Why is This Important?

There are an increasing number of hip and knee replacements annually in Alberta and with this we have seen a rise in the number of deep surgical site infections which are costly and result in poor quality of life. However, it is difficult to standardize changes to care across varying healthcare zones.


Successful implementation of a decolonization protocol for Staphylococcus aureus prior to hip and knee replacement.

Research Questions

  1. Is it possible to implement an effective decolonization protocol prior to knee and hip replacements?
  2. What is the quality of life of patients who develop surgical site infections and what are the associated costs?
  3. Are the rates of resistance to topical antimicrobials affected by decolonization bundles?


Our Approach

  1. With the co-operation of the Alberta hip and knee clinics and the Alberta Bone and Joint Health Institute we will assess patient compliance with decolonization through secondary information sources.
  2. Infection prevention and control surveillance will be used to capture infection rates.
  3. EQ-5D questionnaires will be used to capture a patient’s quality of life.
  4. Administrative costing data will be utilized to capture costs of patients who do and do not develop a complex surgical site infection.
  5. The research microbiology laboratory will test isolates from patients who develop a complex surgical site infection to determine if resistance to topical antimicrobials has developed.

Leveraged Sources of Support

  • Infection Prevention and Control
  • UofC Department of Medicine- Infrastructure will be used to leverage the MIF funds to apply for additional grants

Knowledge & Technology: Exchange and Exploitation


  • This work will serve to inform best-practice pre-operative policy
  • This study will help understand barriers to implementing changes in care pathways across different health care zones


Highly Qualified Personnel

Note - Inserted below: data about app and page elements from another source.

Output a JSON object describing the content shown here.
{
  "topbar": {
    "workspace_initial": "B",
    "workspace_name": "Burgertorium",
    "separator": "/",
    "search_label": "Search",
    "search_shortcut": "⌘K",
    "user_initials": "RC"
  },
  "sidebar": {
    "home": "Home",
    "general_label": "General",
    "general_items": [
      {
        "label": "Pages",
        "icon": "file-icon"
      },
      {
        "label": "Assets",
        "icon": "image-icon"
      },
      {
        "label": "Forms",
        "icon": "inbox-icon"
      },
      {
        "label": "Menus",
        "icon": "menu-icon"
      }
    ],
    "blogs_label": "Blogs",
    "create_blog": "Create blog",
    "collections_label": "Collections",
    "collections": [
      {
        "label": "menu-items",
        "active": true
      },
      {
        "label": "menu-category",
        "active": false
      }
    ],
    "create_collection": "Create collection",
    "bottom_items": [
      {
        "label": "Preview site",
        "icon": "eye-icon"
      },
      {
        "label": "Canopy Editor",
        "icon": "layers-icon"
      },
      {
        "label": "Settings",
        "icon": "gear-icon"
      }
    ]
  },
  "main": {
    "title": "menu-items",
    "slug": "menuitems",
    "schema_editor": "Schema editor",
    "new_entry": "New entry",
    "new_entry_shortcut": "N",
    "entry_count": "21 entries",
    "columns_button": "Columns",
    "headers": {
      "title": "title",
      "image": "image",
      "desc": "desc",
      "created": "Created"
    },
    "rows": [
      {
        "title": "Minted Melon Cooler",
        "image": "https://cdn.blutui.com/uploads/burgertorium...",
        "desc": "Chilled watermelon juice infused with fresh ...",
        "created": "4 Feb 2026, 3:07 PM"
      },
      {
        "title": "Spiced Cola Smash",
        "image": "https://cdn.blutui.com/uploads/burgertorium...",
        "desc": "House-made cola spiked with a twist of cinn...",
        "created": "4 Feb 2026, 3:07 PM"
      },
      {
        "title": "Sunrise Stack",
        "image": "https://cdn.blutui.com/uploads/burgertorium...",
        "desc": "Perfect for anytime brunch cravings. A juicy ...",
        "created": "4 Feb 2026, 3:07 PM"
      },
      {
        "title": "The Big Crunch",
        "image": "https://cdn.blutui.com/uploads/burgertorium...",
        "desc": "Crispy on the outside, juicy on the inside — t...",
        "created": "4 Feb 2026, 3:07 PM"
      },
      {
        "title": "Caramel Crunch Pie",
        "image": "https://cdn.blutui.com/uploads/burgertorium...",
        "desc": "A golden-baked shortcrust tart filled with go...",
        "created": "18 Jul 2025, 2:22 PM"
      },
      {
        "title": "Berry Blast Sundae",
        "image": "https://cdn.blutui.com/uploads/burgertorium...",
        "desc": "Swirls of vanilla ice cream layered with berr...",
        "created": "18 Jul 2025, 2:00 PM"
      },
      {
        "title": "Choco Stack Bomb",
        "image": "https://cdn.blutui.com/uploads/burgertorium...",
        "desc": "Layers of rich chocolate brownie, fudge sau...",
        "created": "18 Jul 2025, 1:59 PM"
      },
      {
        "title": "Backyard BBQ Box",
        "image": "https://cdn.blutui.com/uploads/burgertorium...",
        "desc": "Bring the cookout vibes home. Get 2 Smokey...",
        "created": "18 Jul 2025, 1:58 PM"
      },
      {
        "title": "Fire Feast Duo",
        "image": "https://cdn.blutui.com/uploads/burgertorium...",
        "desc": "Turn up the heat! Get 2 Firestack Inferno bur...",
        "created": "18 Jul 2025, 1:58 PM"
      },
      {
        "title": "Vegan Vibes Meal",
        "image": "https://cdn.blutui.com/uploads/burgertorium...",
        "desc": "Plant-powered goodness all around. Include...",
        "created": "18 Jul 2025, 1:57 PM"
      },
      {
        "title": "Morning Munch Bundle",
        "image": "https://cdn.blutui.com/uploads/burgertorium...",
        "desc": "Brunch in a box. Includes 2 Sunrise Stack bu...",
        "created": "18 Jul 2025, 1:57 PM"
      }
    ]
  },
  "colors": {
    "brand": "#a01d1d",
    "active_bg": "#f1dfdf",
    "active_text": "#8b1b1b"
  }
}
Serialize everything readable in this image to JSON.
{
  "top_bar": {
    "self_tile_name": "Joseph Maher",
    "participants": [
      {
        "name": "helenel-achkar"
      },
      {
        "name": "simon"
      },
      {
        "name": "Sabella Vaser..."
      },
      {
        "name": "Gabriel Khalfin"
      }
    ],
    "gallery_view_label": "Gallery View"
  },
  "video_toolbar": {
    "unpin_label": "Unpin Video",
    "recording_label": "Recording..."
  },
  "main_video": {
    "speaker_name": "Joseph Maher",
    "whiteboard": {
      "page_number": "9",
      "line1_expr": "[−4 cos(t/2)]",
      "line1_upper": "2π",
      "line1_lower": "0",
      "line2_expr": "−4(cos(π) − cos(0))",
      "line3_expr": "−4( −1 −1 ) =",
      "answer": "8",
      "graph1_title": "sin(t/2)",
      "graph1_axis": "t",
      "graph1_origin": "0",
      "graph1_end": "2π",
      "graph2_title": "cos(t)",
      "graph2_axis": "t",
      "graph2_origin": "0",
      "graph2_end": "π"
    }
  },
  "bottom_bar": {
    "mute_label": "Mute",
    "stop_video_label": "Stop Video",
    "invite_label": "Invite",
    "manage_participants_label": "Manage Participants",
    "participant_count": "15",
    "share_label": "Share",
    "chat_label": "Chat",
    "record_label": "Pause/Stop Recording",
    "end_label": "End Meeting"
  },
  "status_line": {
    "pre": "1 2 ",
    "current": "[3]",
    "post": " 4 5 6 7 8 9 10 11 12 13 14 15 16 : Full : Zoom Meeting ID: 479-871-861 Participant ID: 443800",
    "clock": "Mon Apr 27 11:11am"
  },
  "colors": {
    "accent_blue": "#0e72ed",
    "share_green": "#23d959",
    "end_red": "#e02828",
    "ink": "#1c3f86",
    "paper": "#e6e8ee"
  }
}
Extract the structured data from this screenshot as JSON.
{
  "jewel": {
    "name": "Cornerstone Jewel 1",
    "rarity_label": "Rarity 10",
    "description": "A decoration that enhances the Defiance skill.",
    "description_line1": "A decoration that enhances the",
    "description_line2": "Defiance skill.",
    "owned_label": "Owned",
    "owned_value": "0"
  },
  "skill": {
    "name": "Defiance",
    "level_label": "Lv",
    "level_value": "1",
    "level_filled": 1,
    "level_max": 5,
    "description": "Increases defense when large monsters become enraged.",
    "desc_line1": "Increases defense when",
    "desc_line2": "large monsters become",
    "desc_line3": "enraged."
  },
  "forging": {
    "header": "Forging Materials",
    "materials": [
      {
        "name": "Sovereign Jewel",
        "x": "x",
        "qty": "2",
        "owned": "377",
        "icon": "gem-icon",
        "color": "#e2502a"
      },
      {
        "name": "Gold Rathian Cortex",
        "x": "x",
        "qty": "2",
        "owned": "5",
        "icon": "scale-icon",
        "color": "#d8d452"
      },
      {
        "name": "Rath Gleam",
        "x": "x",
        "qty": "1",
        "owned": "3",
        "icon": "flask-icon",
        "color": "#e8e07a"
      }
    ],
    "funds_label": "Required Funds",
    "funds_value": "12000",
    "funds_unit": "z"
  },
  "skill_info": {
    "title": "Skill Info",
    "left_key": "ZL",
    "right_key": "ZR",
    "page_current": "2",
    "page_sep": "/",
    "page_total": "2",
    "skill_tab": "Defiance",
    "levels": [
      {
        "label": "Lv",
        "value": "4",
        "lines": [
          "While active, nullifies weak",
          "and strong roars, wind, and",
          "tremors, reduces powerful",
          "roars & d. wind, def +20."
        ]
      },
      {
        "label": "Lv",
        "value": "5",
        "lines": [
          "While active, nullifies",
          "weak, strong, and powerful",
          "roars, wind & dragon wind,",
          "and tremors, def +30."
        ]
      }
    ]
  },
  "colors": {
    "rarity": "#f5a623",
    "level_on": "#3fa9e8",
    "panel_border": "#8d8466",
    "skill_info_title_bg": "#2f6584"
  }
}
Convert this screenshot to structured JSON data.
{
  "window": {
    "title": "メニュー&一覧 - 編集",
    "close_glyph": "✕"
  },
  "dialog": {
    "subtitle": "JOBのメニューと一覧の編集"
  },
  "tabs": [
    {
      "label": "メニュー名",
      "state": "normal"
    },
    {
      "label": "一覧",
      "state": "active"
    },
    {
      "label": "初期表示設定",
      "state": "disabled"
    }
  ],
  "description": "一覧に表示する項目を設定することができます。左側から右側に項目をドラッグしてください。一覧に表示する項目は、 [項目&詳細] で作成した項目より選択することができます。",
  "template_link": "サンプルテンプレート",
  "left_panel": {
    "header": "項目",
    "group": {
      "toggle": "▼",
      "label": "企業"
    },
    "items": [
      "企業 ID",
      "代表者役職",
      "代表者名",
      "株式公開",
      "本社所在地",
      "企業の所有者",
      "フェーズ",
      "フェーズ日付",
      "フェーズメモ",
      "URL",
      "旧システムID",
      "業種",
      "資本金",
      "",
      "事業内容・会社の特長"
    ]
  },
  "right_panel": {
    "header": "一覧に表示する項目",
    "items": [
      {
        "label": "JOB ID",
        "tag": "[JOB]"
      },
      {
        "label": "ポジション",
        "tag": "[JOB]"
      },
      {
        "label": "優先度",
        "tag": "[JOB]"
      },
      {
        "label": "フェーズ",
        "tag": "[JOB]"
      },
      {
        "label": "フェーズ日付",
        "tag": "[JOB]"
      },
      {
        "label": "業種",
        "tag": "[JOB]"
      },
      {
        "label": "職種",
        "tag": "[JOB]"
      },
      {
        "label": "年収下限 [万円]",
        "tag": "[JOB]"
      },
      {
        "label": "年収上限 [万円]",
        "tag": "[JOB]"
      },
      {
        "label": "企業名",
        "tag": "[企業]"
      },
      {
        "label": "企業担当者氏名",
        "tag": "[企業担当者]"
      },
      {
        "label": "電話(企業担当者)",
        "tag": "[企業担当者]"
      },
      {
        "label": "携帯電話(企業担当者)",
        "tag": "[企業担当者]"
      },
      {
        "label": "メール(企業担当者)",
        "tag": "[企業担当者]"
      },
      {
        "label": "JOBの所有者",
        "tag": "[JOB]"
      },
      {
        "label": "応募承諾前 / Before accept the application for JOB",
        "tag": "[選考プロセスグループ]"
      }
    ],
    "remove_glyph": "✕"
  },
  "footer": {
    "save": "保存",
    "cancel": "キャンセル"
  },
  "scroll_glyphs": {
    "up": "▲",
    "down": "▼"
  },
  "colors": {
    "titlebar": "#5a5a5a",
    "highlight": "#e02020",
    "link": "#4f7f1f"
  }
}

  • 2 new investigator research scientists
  • Researchers from UofA and UofC
  • 1 Summer Student
  • 1 Research Associate
  • 1 Research Analyst